== WORK REQUEST ==
Go through the data below and copy each line that includes "JSON".

╭─ MATERIALS PROVIDED

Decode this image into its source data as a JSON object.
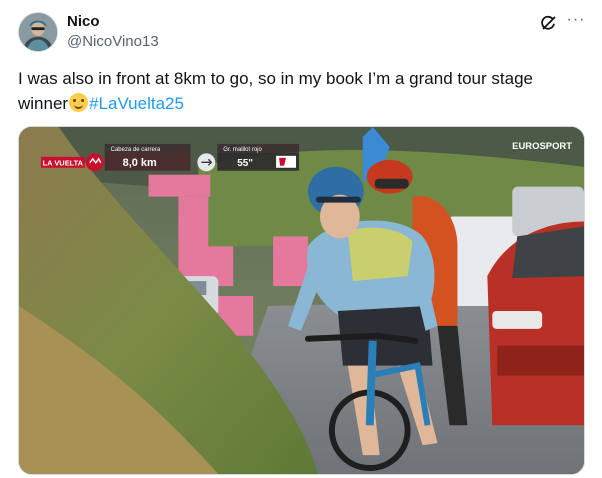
{
  "author": {
    "name": "Nico",
    "handle": "@NicoVino13"
  },
  "tweet": {
    "text_before": "I was also in front at 8km to go, so in my book I’m a grand tour stage winner",
    "emoji": "face-savoring-food-emoji",
    "hashtag": "#LaVuelta25"
  },
  "header_icons": {
    "grok": "grok-icon",
    "more": "more-icon",
    "more_glyph": "···"
  },
  "media": {
    "race_logo": "LA VUELTA",
    "broadcaster": "EUROSPORT",
    "leader_label": "Cabeza de carrera",
    "leader_distance": "8,0 km",
    "gc_label": "Gr. maillot rojo",
    "gc_gap": "55\""
  },
  "colors": {
    "accent": "#1d9bf0",
    "text": "#0f1419",
    "muted": "#536471",
    "vuelta_red": "#c8102e"
  }
}
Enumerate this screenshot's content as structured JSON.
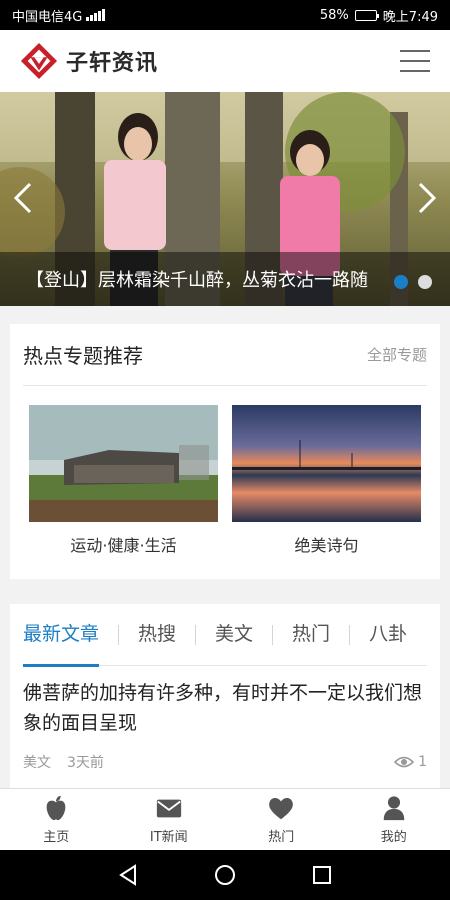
{
  "status_bar": {
    "carrier": "中国电信4G",
    "battery": "58%",
    "time": "晚上7:49"
  },
  "header": {
    "app_name": "子轩资讯",
    "logo_icon": "diamond-logo-icon",
    "menu_icon": "hamburger-menu-icon"
  },
  "banner": {
    "caption": "【登山】层林霜染千山醉，丛菊衣沾一路随",
    "slide_count": 2,
    "active_slide": 1,
    "prev_icon": "chevron-left-icon",
    "next_icon": "chevron-right-icon"
  },
  "topics": {
    "title": "热点专题推荐",
    "all_link": "全部专题",
    "items": [
      {
        "name": "运动·健康·生活"
      },
      {
        "name": "绝美诗句"
      }
    ]
  },
  "articles": {
    "tabs": [
      {
        "label": "最新文章",
        "active": true
      },
      {
        "label": "热搜",
        "active": false
      },
      {
        "label": "美文",
        "active": false
      },
      {
        "label": "热门",
        "active": false
      },
      {
        "label": "八卦",
        "active": false
      }
    ],
    "items": [
      {
        "title": "佛菩萨的加持有许多种，有时并不一定以我们想象的面目呈现",
        "category": "美文",
        "time": "3天前",
        "views": "1"
      }
    ]
  },
  "bottom_nav": [
    {
      "label": "主页",
      "icon": "apple-icon"
    },
    {
      "label": "IT新闻",
      "icon": "mail-icon"
    },
    {
      "label": "热门",
      "icon": "heart-icon"
    },
    {
      "label": "我的",
      "icon": "user-icon"
    }
  ],
  "colors": {
    "accent": "#1c7fc6",
    "logo_red": "#c8202a"
  }
}
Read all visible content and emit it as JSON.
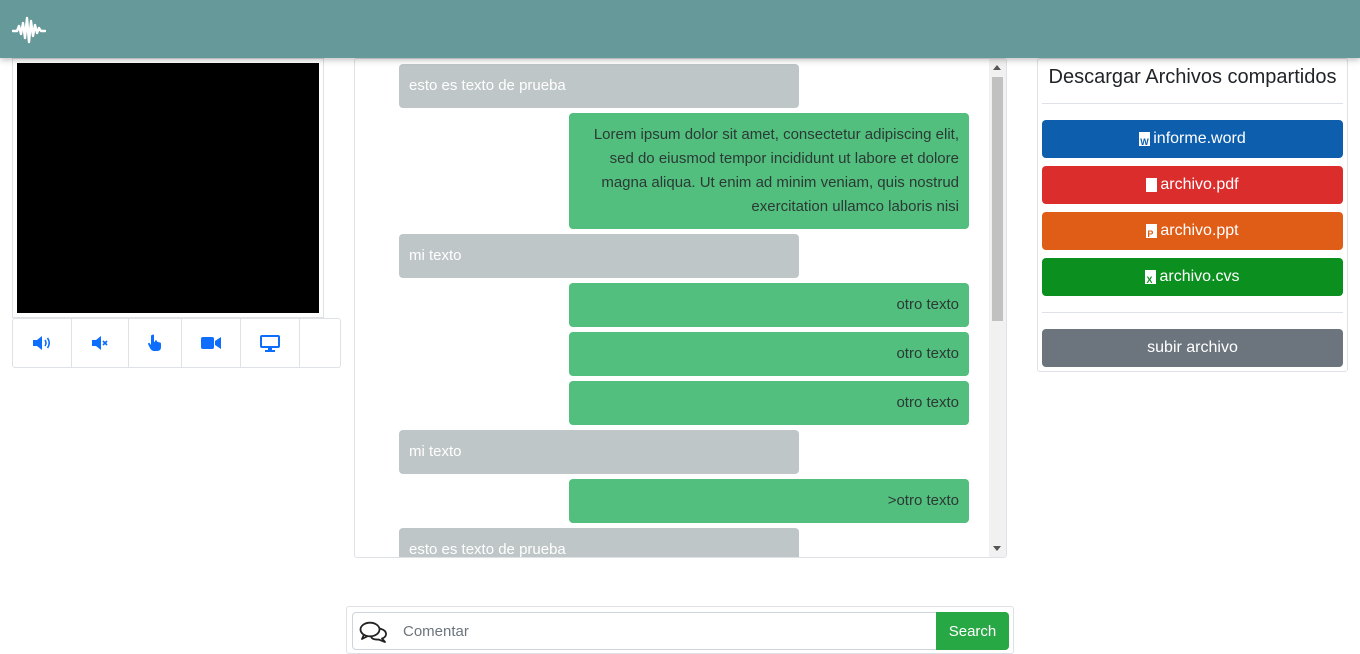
{
  "header": {
    "logo_icon": "audiomack-waveform-icon",
    "background_color": "#669999"
  },
  "video": {
    "screen_color": "#000000"
  },
  "controls": [
    {
      "icon": "volume-up-icon"
    },
    {
      "icon": "volume-mute-icon"
    },
    {
      "icon": "hand-pointer-icon"
    },
    {
      "icon": "video-camera-icon"
    },
    {
      "icon": "desktop-icon"
    },
    {
      "icon": ""
    }
  ],
  "chat": {
    "messages": [
      {
        "side": "them",
        "text": "esto es texto de prueba"
      },
      {
        "side": "me",
        "text": "Lorem ipsum dolor sit amet, consectetur adipiscing elit, sed do eiusmod tempor incididunt ut labore et dolore magna aliqua. Ut enim ad minim veniam, quis nostrud exercitation ullamco laboris nisi"
      },
      {
        "side": "them",
        "text": "mi texto"
      },
      {
        "side": "me",
        "text": "otro texto"
      },
      {
        "side": "me",
        "text": "otro texto"
      },
      {
        "side": "me",
        "text": "otro texto"
      },
      {
        "side": "them",
        "text": "mi texto"
      },
      {
        "side": "me",
        "text": ">otro texto"
      },
      {
        "side": "them",
        "text": "esto es texto de prueba"
      }
    ]
  },
  "files": {
    "title": "Descargar Archivos compartidos",
    "items": [
      {
        "label": "informe.word",
        "icon": "file-word-icon",
        "badge": "W",
        "color": "#0d5fad"
      },
      {
        "label": "archivo.pdf",
        "icon": "file-pdf-icon",
        "badge": "",
        "color": "#dc2d2d"
      },
      {
        "label": "archivo.ppt",
        "icon": "file-powerpoint-icon",
        "badge": "P",
        "color": "#e05d17"
      },
      {
        "label": "archivo.cvs",
        "icon": "file-excel-icon",
        "badge": "X",
        "color": "#0b8f1e"
      }
    ],
    "upload_label": "subir archivo",
    "upload_color": "#6c757d"
  },
  "comment": {
    "icon": "comments-icon",
    "placeholder": "Comentar",
    "value": "",
    "button_label": "Search"
  }
}
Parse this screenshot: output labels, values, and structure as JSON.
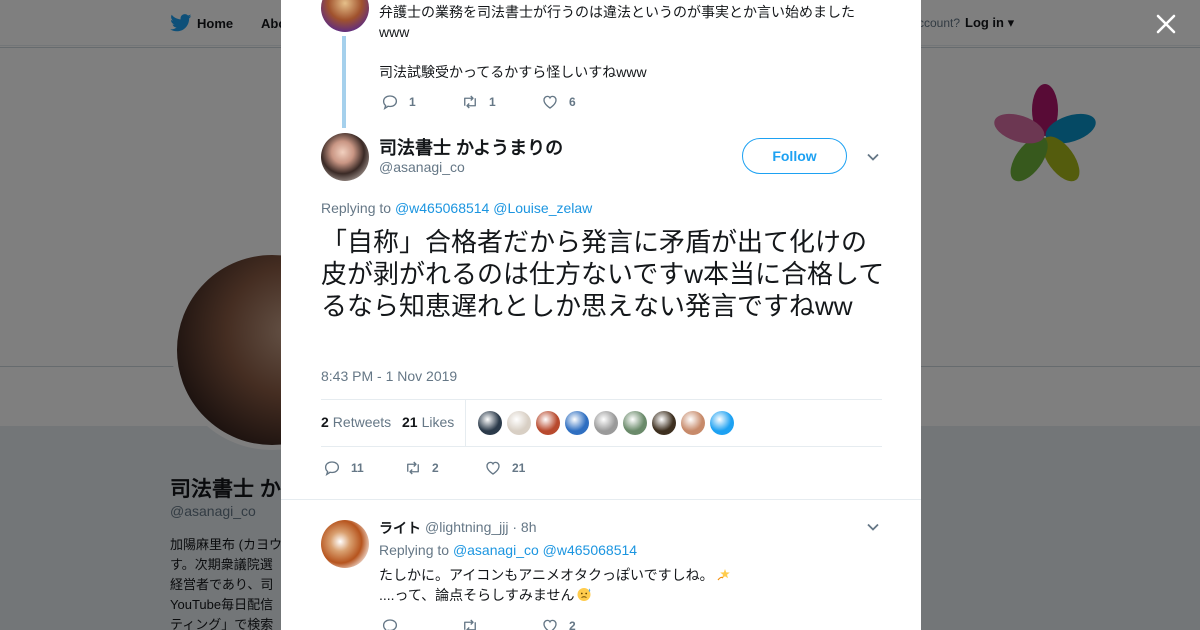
{
  "background": {
    "nav": {
      "home_label": "Home",
      "about_label": "Abo",
      "account_prompt": "ccount?",
      "login_label": "Log in"
    },
    "profile": {
      "name": "司法書士 か",
      "handle": "@asanagi_co",
      "bio_lines": [
        "加陽麻里布 (カヨウ",
        "す。次期衆議院選",
        "経営者であり、司",
        "YouTube毎日配信",
        "ティング」で検索"
      ]
    }
  },
  "modal": {
    "close_icon": "close-icon",
    "parent_tweet": {
      "lines": [
        "弁護士の業務を司法書士が行うのは違法というのが事実とか言い始めました",
        "www",
        "司法試験受かってるかすら怪しいすねwww"
      ],
      "replies": "1",
      "retweets": "1",
      "likes": "6"
    },
    "main_tweet": {
      "name": "司法書士 かようまりの",
      "handle": "@asanagi_co",
      "follow_label": "Follow",
      "replying_prefix": "Replying to",
      "replying_to": [
        "@w465068514",
        "@Louise_zelaw"
      ],
      "text": "「自称」合格者だから発言に矛盾が出て化けの皮が剥がれるのは仕方ないですw本当に合格してるなら知恵遅れとしか思えない発言ですねww",
      "timestamp": "8:43 PM - 1 Nov 2019",
      "retweet_count": "2",
      "retweet_label": "Retweets",
      "like_count": "21",
      "like_label": "Likes",
      "liker_colors": [
        "#2b3a4a",
        "#d8cfc4",
        "#b84a2e",
        "#2f6fc1",
        "#9a9a9a",
        "#6a8a6a",
        "#3e3020",
        "#c78a6a",
        "#1da1f2"
      ],
      "actions": {
        "replies": "11",
        "retweets": "2",
        "likes": "21"
      }
    },
    "reply": {
      "name": "ライト",
      "handle": "@lightning_jjj · 8h",
      "replying_prefix": "Replying to",
      "replying_to": [
        "@asanagi_co",
        "@w465068514"
      ],
      "line1": "たしかに。アイコンもアニメオタクっぽいですしね。",
      "line2": "....って、論点そらしすみません",
      "likes": "2"
    }
  },
  "colors": {
    "accent": "#1da1f2",
    "link": "#1b95e0",
    "muted": "#657786",
    "text": "#14171a"
  }
}
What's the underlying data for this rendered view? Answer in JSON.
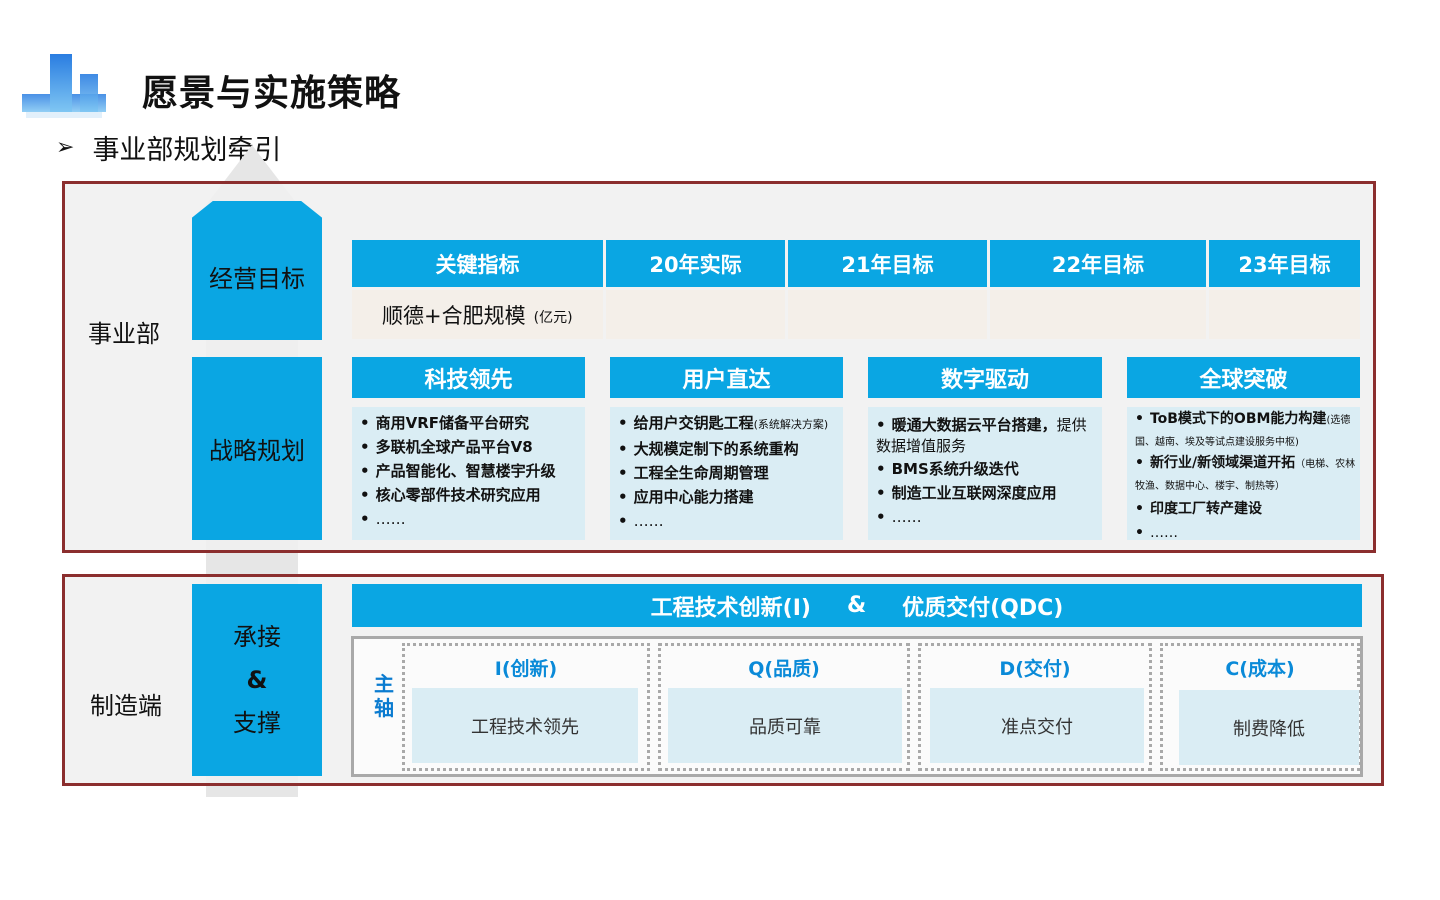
{
  "page": {
    "title": "愿景与实施策略",
    "subtitle_arrow": "➢",
    "subtitle": "事业部规划牵引"
  },
  "colors": {
    "accent_blue": "#0aa6e3",
    "frame_red": "#8b2e2e",
    "light_blue": "#daedf4",
    "beige_cell": "#f4efe9"
  },
  "bu": {
    "side_label": "事业部",
    "goal_block": "经营目标",
    "strategy_block": "战略规划",
    "kpi_table": {
      "headers": [
        "关键指标",
        "20年实际",
        "21年目标",
        "22年目标",
        "23年目标"
      ],
      "row_label": "顺德+合肥规模",
      "row_unit": "(亿元)"
    },
    "cards": [
      {
        "title": "科技领先",
        "bullets": [
          "商用VRF储备平台研究",
          "多联机全球产品平台V8",
          "产品智能化、智慧楼宇升级",
          "核心零部件技术研究应用",
          "……"
        ]
      },
      {
        "title": "用户直达",
        "b1": "给用户交钥匙工程",
        "b1_note": "(系统解决方案)",
        "bullets": [
          "大规模定制下的系统重构",
          "工程全生命周期管理",
          "应用中心能力搭建",
          "……"
        ]
      },
      {
        "title": "数字驱动",
        "b1": "暖通大数据云平台搭建，",
        "b1_rest": "提供数据增值服务",
        "bullets": [
          "BMS系统升级迭代",
          "制造工业互联网深度应用",
          "……"
        ]
      },
      {
        "title": "全球突破",
        "b1": "ToB模式下的OBM能力构建",
        "b1_note": "(选德国、越南、埃及等试点建设服务中枢)",
        "b2": "新行业/新领域渠道开拓",
        "b2_note": "（电梯、农林牧渔、数据中心、楼宇、制热等）",
        "bullets": [
          "印度工厂转产建设",
          "……"
        ]
      }
    ]
  },
  "mfg": {
    "side_label": "制造端",
    "support_block": [
      "承接",
      "&",
      "支撑"
    ],
    "banner_left": "工程技术创新(I)",
    "banner_amp": "&",
    "banner_right": "优质交付(QDC)",
    "axis_label": [
      "主",
      "轴"
    ],
    "columns": [
      {
        "head": "I(创新)",
        "body": "工程技术领先"
      },
      {
        "head": "Q(品质)",
        "body": "品质可靠"
      },
      {
        "head": "D(交付)",
        "body": "准点交付"
      },
      {
        "head": "C(成本)",
        "body": "制费降低"
      }
    ]
  }
}
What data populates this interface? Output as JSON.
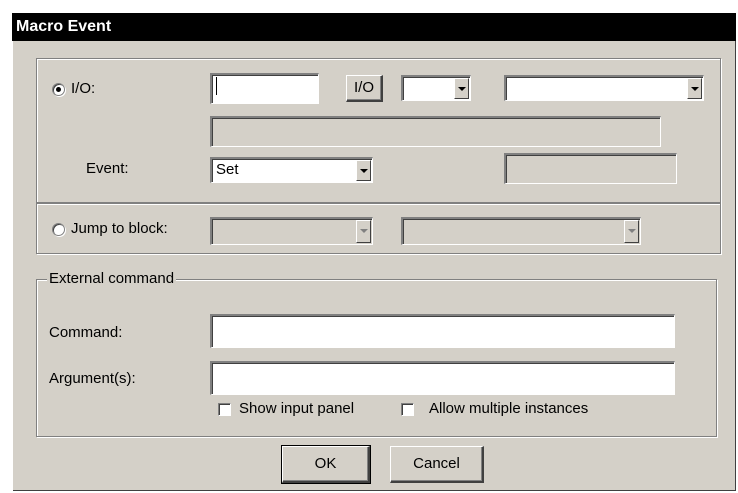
{
  "window": {
    "title": "Macro Event"
  },
  "io_section": {
    "radio_label": "I/O:",
    "radio_selected": true,
    "io_field_value": "",
    "io_button_label": "I/O",
    "small_dropdown_value": "",
    "wide_dropdown_value": "",
    "readonly_field_value": "",
    "event_label": "Event:",
    "event_dropdown_value": "Set",
    "event_side_field_value": ""
  },
  "jump_section": {
    "radio_label": "Jump to block:",
    "radio_selected": false,
    "block_dropdown_value": "",
    "block_detail_dropdown_value": ""
  },
  "external_command": {
    "legend": "External command",
    "command_label": "Command:",
    "command_value": "",
    "arguments_label": "Argument(s):",
    "arguments_value": "",
    "show_input_panel_label": "Show input panel",
    "show_input_panel_checked": false,
    "allow_multiple_label": "Allow multiple instances",
    "allow_multiple_checked": false
  },
  "buttons": {
    "ok_label": "OK",
    "cancel_label": "Cancel"
  }
}
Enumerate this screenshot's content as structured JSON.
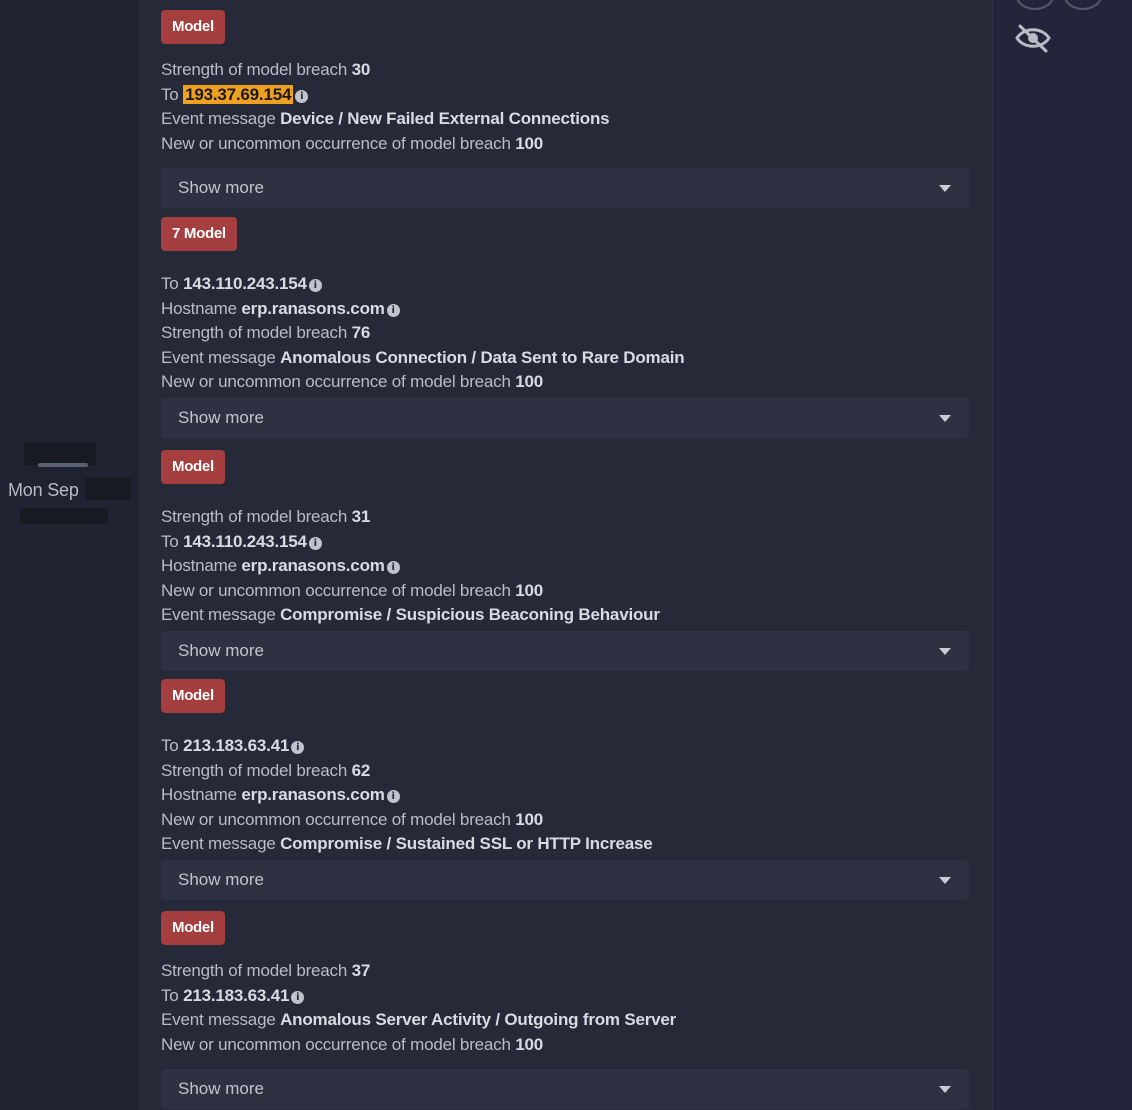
{
  "date_gutter": {
    "label": "Mon Sep"
  },
  "show_more_label": "Show more",
  "cards": [
    {
      "badge": "Model",
      "lines": [
        {
          "key": "Strength of model breach",
          "value": "30"
        },
        {
          "key": "To",
          "value": "193.37.69.154",
          "highlight": true,
          "info": true
        },
        {
          "key": "Event message",
          "value": "Device / New Failed External Connections"
        },
        {
          "key": "New or uncommon occurrence of model breach",
          "value": "100"
        }
      ]
    },
    {
      "badge": "7 Model",
      "lines": [
        {
          "key": "To",
          "value": "143.110.243.154",
          "info": true
        },
        {
          "key": "Hostname",
          "value": "erp.ranasons.com",
          "info": true
        },
        {
          "key": "Strength of model breach",
          "value": "76"
        },
        {
          "key": "Event message",
          "value": "Anomalous Connection / Data Sent to Rare Domain"
        },
        {
          "key": "New or uncommon occurrence of model breach",
          "value": "100"
        }
      ]
    },
    {
      "badge": "Model",
      "lines": [
        {
          "key": "Strength of model breach",
          "value": "31"
        },
        {
          "key": "To",
          "value": "143.110.243.154",
          "info": true
        },
        {
          "key": "Hostname",
          "value": "erp.ranasons.com",
          "info": true
        },
        {
          "key": "New or uncommon occurrence of model breach",
          "value": "100"
        },
        {
          "key": "Event message",
          "value": "Compromise / Suspicious Beaconing Behaviour"
        }
      ]
    },
    {
      "badge": "Model",
      "lines": [
        {
          "key": "To",
          "value": "213.183.63.41",
          "info": true
        },
        {
          "key": "Strength of model breach",
          "value": "62"
        },
        {
          "key": "Hostname",
          "value": "erp.ranasons.com",
          "info": true
        },
        {
          "key": "New or uncommon occurrence of model breach",
          "value": "100"
        },
        {
          "key": "Event message",
          "value": "Compromise / Sustained SSL or HTTP Increase"
        }
      ]
    },
    {
      "badge": "Model",
      "lines": [
        {
          "key": "Strength of model breach",
          "value": "37"
        },
        {
          "key": "To",
          "value": "213.183.63.41",
          "info": true
        },
        {
          "key": "Event message",
          "value": "Anomalous Server Activity / Outgoing from Server"
        },
        {
          "key": "New or uncommon occurrence of model breach",
          "value": "100"
        }
      ]
    }
  ]
}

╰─

== ANSWER BOX ==
Decode this image into its source data as a JSON object.
Enumerate this screenshot's content as structured JSON.
Read all visible content and emit it as JSON.
Parse this screenshot: output labels, values, and structure as JSON.
What's the underlying data for this rendered view? Answer in JSON.
What data populates this interface? Output as JSON.
Enumerate this screenshot's content as structured JSON.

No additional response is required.